Element data from apps and pages
------------

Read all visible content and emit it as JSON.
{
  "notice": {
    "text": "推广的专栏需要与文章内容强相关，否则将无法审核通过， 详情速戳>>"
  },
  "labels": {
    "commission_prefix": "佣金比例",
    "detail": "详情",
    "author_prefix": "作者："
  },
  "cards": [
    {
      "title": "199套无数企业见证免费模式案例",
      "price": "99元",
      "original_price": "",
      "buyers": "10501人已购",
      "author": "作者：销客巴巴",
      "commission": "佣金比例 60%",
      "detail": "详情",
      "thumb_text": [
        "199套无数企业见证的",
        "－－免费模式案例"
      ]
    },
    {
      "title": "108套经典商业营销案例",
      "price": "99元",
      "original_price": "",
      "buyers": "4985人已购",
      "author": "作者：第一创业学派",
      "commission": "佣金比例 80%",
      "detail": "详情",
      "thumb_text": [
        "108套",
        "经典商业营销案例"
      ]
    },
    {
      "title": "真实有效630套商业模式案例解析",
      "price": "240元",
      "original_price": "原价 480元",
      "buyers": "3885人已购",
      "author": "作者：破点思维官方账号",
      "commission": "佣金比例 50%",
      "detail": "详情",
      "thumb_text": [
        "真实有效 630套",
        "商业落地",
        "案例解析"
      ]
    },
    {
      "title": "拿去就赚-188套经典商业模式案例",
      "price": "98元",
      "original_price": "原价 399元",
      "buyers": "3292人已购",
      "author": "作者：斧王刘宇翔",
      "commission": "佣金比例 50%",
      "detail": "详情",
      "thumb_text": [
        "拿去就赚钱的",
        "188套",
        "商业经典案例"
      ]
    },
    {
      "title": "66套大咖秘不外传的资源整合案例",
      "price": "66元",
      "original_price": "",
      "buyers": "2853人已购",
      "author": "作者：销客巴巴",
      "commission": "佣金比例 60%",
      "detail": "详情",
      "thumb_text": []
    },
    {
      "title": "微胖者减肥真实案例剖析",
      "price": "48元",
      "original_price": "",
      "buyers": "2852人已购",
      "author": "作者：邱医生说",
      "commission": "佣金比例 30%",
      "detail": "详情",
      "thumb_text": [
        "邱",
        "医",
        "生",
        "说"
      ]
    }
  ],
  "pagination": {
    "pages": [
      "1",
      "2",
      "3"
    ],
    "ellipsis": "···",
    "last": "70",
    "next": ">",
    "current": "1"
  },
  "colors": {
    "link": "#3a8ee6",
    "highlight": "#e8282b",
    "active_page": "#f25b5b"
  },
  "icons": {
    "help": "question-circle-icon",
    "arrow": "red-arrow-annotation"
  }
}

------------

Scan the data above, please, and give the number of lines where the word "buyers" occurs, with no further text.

6